As I write in my Washington Post review of the new novel Six Years, Harlan Coben has long since established himself as the master of a certain kind of tale: the story of “a life suddenly unraveling, the past summoned back into a swiftly shifting present, secrets peeling back to reveal more secrets.” In this novel, college professor Jake Fisher seems to have the chance to reconnect with a lost love—if only he could prove that she actually exists! This latest outing displays clockwork precision in that regard, and while some aspects of the book defy reality, the overall effect is still both mesmerizing and surprisingly affecting. See my full review here. — Art Taylor

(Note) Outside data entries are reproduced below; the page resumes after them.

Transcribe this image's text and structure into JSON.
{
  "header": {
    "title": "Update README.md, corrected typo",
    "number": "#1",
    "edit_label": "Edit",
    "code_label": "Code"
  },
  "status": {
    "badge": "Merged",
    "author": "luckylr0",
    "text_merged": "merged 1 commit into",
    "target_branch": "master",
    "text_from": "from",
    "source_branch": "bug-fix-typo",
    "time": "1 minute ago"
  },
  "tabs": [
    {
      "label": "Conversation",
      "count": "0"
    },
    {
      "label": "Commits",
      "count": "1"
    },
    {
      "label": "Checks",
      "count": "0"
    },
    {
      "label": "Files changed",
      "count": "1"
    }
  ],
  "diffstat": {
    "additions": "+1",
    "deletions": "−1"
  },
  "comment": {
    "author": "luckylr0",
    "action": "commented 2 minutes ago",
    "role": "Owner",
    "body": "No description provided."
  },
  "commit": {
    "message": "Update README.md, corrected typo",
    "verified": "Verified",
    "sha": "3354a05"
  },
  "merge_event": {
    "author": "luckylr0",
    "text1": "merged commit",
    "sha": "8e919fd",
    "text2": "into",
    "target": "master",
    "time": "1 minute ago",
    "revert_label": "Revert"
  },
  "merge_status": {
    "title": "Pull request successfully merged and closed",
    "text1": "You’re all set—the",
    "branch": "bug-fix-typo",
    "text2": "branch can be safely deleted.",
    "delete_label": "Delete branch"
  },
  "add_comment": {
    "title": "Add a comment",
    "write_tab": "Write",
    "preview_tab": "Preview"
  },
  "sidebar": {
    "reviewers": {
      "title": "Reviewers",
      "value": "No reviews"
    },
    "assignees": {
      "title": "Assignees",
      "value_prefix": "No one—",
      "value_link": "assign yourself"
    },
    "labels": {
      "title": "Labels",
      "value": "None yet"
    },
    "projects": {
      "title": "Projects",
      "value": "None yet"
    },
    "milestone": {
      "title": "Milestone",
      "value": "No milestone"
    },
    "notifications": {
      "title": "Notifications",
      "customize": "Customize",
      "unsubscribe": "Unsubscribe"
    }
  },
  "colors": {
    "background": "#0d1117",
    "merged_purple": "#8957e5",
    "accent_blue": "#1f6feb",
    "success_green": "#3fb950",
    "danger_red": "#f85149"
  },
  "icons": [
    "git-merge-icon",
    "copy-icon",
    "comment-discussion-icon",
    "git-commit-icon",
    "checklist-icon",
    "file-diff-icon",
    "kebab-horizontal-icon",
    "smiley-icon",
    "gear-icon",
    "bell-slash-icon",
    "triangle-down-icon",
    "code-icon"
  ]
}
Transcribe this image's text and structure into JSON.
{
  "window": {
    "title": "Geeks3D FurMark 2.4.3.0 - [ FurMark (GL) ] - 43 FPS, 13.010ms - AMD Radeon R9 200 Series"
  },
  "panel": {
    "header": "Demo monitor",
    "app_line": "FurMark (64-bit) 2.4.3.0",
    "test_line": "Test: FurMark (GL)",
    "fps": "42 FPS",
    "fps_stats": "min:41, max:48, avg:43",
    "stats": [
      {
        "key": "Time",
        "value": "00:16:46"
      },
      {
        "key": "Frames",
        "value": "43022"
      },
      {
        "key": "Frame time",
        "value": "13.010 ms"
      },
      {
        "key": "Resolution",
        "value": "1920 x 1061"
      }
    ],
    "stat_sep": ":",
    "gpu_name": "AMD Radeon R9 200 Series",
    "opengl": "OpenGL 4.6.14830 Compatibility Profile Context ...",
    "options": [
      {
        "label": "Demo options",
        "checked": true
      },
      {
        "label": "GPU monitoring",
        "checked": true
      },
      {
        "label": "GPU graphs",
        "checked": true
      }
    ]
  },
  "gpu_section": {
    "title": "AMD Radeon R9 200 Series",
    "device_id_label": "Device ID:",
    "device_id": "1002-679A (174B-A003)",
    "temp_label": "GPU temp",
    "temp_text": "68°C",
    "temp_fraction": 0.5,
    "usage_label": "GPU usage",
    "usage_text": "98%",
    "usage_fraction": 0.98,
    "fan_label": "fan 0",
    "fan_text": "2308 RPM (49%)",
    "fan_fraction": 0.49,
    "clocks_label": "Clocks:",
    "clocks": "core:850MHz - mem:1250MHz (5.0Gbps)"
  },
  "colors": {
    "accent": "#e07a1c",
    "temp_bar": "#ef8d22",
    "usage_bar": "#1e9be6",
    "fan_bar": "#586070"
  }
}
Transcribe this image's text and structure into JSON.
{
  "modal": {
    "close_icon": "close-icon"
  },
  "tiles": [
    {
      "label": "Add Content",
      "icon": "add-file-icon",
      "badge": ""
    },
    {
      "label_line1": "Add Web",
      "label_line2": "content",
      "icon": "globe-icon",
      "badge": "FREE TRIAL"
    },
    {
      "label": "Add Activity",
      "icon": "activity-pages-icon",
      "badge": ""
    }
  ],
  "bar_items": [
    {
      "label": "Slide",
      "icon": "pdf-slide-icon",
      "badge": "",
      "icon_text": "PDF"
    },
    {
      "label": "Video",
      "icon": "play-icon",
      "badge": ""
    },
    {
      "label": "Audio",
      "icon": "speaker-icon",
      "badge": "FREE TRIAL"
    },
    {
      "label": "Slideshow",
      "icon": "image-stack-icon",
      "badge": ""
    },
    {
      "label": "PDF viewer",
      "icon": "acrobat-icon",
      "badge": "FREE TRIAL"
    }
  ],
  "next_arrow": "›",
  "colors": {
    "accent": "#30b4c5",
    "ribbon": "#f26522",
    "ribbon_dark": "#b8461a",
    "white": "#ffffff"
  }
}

In March 1990, two men disguised as police officers stole 13 works of art from Boston’s Isabella Stewart Gardner Museum — works collectively valued as high as $500 million, the largest art heist in history. More than two decades later, authorities have still failed to produce any solid leads in the case, but pop culture has had fun locating the loot in a number of unlikely places. In May, Stephen Colbert confessed that he’d stolen Vermeer’s The Concert, the most valuable of the missing paintings. And two years ago on “The Simpsons,” Springfield police came across the same painting in the basement of Mr. Burns’s mansion. “Is it a crime to want nice things?” Burns asked.
Now another of the stolen masterworks seems to have turned up in B.A. Shapiro’s first novel, The Art Forger — but that word “seems” functions on a number of levels here.